BANGALORE, India Cypress Semiconductor Corp. will invest about $5 million in India over the next 12 to 18 months as it doubles the number of engineers at development centers here and in Hyderabad by year's end. The cash infusion will push Cypress' investment in India to approximately $25 million and its roster of engineers from 160 to about 320.
Almost a decade old, the Bangalore center focuses on data communications. It developed Cypress' most complex logic chip, the Packet Over Sonic IC, with more than 15 million transistors. Hyderabad was set up last year. So far, Cypress India has compiled more than 60 U.S. patents.
Cypress put the benefits accruing to it from Indian operations at about $200 million, and the growth planned here is meant to reaffirm the utility of Cypress India. In addition, the parent company will look to increase the chip design and software development work that Wipro Technologies has been doing for it for the past couple of years, said T.J. Rodgers, president and chief executive officer of Cypress.
Cypress (San Jose, Calif.) is on target to cross $1 billion in revenue this year, having hit the $250 million run-rate in the previous quarter, Rodgers said. Revenue growth in 2004 will be about 30 percent more than in the previous year. Predicting a boom year for the chip industry, Rodgers said that he expected a good run until at least mid-2005. "I have been in the industry since 1975 and through five recessions, but I have never been able to predict a downturn," he said in explaining why he would not discuss the business outlook beyond the next 12 months or so.
Rodgers predicted that sales to cell-phone manufacturers will go through the roof this year. In general he pinned most of the growth potential on Asia, where he sees a big shift in the consumption of semiconductors. "Asia has taken off like a rocket, and I do not see an end to it," he said.

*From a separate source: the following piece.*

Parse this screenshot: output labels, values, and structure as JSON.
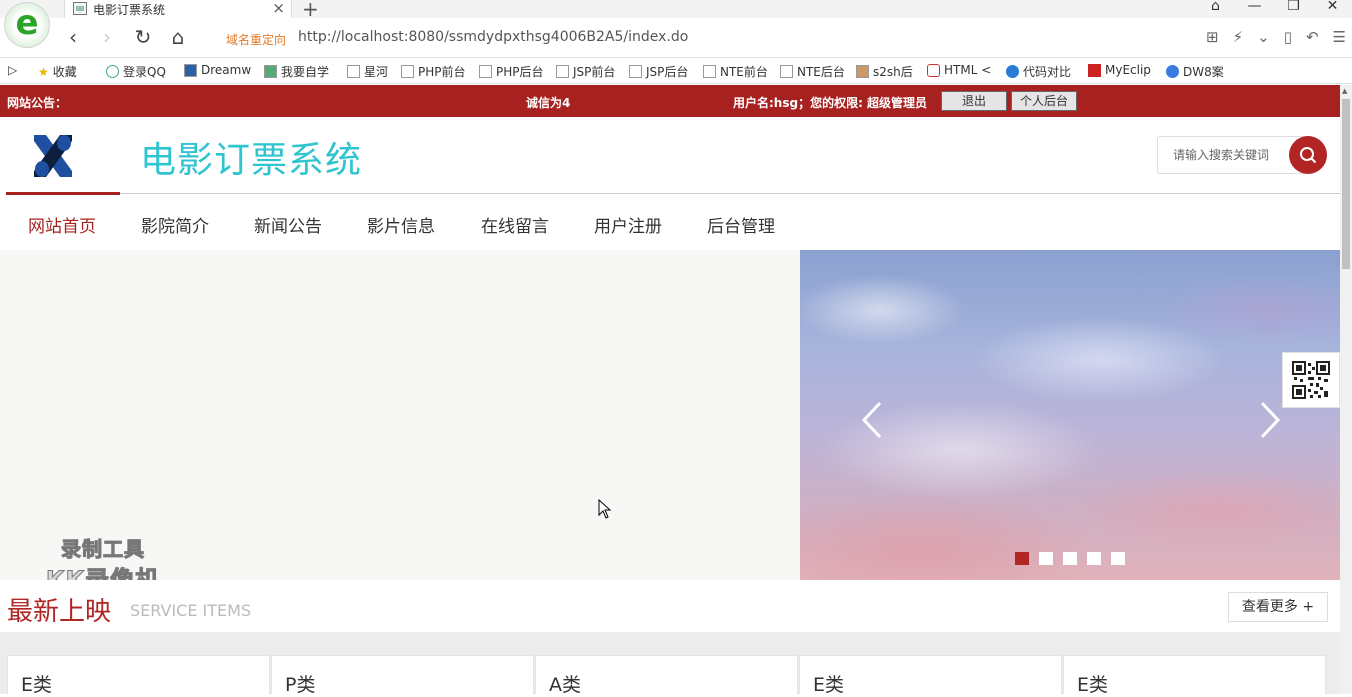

While noting Cypress' plans to grow its design centers in India, he said the company does not intend to ship out U.S. jobs. He called the offshoring controversy politically motivated. "The clamor against outsourcing is low-class, a diatribe. In general, the world is much better off when people are working at the skills they are good at. India is one of the most skilled in software, so it is right for the world to buy Indian software. The U.S. makes chips very well, and it is right for India and other countries to buy chips from the U.S."